As a recognised eurosceptic, Raab became the public face of Brexit but May also put a senior civil servant in charge of leading the negotiations with Brussels.
That left Raab personally and politically frustrated and unable to stop the plan May settled on.
– International lawyer –
Raab made much of his back-story in his leadership campaign.
His Czech-born Jewish father came to Britain in 1938 as a six-year-old refugee.
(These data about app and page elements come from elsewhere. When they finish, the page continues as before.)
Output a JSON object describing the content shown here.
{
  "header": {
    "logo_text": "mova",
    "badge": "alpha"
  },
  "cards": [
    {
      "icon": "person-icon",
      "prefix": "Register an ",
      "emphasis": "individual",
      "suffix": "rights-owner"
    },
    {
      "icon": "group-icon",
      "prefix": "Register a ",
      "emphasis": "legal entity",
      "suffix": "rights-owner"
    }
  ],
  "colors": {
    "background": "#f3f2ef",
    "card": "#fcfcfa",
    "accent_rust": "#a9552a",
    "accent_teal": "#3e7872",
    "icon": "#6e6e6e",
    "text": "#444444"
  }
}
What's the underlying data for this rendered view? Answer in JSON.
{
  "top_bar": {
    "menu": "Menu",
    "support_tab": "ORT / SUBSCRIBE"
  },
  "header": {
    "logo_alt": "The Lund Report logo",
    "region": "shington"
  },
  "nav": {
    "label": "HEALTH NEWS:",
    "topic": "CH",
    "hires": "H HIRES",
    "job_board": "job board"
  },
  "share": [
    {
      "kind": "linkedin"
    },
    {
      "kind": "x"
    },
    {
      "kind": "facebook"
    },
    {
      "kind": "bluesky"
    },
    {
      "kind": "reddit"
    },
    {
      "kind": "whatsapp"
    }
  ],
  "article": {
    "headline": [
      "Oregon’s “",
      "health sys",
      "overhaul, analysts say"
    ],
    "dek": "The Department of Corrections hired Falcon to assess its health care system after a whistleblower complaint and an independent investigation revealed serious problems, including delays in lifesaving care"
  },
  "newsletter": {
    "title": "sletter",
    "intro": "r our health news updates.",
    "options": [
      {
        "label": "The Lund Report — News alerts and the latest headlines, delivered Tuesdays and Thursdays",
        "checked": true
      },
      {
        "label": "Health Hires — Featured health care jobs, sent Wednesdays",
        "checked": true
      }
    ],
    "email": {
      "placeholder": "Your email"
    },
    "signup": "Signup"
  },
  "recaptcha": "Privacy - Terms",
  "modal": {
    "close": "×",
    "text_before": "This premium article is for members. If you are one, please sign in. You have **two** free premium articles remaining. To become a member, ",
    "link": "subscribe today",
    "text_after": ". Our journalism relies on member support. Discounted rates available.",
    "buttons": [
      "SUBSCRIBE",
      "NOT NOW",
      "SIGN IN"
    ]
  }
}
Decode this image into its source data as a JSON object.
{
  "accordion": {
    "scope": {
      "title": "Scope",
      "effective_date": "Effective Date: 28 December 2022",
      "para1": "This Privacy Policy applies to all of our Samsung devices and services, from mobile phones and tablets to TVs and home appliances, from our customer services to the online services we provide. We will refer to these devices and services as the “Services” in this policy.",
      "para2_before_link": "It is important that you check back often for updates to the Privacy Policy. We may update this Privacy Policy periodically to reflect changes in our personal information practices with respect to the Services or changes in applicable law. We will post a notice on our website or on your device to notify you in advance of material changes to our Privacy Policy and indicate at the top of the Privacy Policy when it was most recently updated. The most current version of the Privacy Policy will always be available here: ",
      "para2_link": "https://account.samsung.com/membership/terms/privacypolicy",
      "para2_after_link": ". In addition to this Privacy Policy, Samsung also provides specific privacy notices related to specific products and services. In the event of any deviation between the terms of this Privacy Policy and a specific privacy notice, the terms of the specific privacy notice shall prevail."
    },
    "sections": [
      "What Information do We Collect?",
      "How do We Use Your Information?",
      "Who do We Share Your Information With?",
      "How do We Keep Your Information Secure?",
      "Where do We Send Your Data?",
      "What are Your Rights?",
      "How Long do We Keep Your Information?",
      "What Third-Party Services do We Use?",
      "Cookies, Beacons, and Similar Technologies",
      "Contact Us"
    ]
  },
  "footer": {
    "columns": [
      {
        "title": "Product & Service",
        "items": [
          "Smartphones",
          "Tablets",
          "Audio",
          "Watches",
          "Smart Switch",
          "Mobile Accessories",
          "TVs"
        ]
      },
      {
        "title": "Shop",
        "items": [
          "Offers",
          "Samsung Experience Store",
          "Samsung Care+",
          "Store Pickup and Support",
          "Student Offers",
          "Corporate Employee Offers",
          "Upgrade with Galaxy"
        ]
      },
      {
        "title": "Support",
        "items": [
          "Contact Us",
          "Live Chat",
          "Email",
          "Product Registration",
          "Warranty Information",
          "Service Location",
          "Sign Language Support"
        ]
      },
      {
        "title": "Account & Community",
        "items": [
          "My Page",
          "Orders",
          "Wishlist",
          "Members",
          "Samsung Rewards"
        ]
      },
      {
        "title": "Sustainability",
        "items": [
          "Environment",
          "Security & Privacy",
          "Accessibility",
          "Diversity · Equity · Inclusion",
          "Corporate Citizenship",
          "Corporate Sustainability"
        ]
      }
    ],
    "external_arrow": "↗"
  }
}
He died of cancer when Raab was 12 and his mother brought him up in the Church of England.
He competed in karate for 17 years, making the UK squad.
After studies, he became an international lawyer at London legal firm Linklaters before joining the Foreign Office in 2000 as an advisor.
Raab was posted to The Hague in 2003 to head a team focused on bringing justice to war criminals including Slobodan Milosevic, Radovan Karadzic and Charles Taylor.
From 2006 to 2008, he was chief of staff to the Conservatives’ home affairs spokesman David Davis while in opposition.
– Climbing the ranks –
Raab entered parliament in 2010 in the ultra-safe Conservative seat of Esher and Walton in the stockbroker commuter belt southwest of London.
He was named “Newcomer of the Year” in The Spectator magazine’s Parliamentary Awards.
The same year, May, then interior minister, slapped Raab down for calling feminists “obnoxious bigots”.
He caused major problems for the then-prime minister David Cameron in 2014, with a backbench amendment on curbing the power of judges to block deportations under European rights laws.
Nearly 100 Conservatives supported him, singling him out as an up-and-coming force.
Cameron put Raab on the most junior government rung in the justice ministry in 2015, but he dropped off when May became prime minister in 2016.
Keen to freshen up the government with some younger faces a year later, May made him the junior minister for courts and justice.
She moved him across to become the junior housing minister in January 2018 then bumped him up to the Brexit job six months later.
Raab denied claims by his former diary secretary that he insists on the same lunch every day – reportedly a chicken and bacon sandwich, a smoothie and a mixed fruit pot.
Raab is married to Erika Rey-Raab, a Brazilian marketing executive. They have two young sons, Peter and Joshua.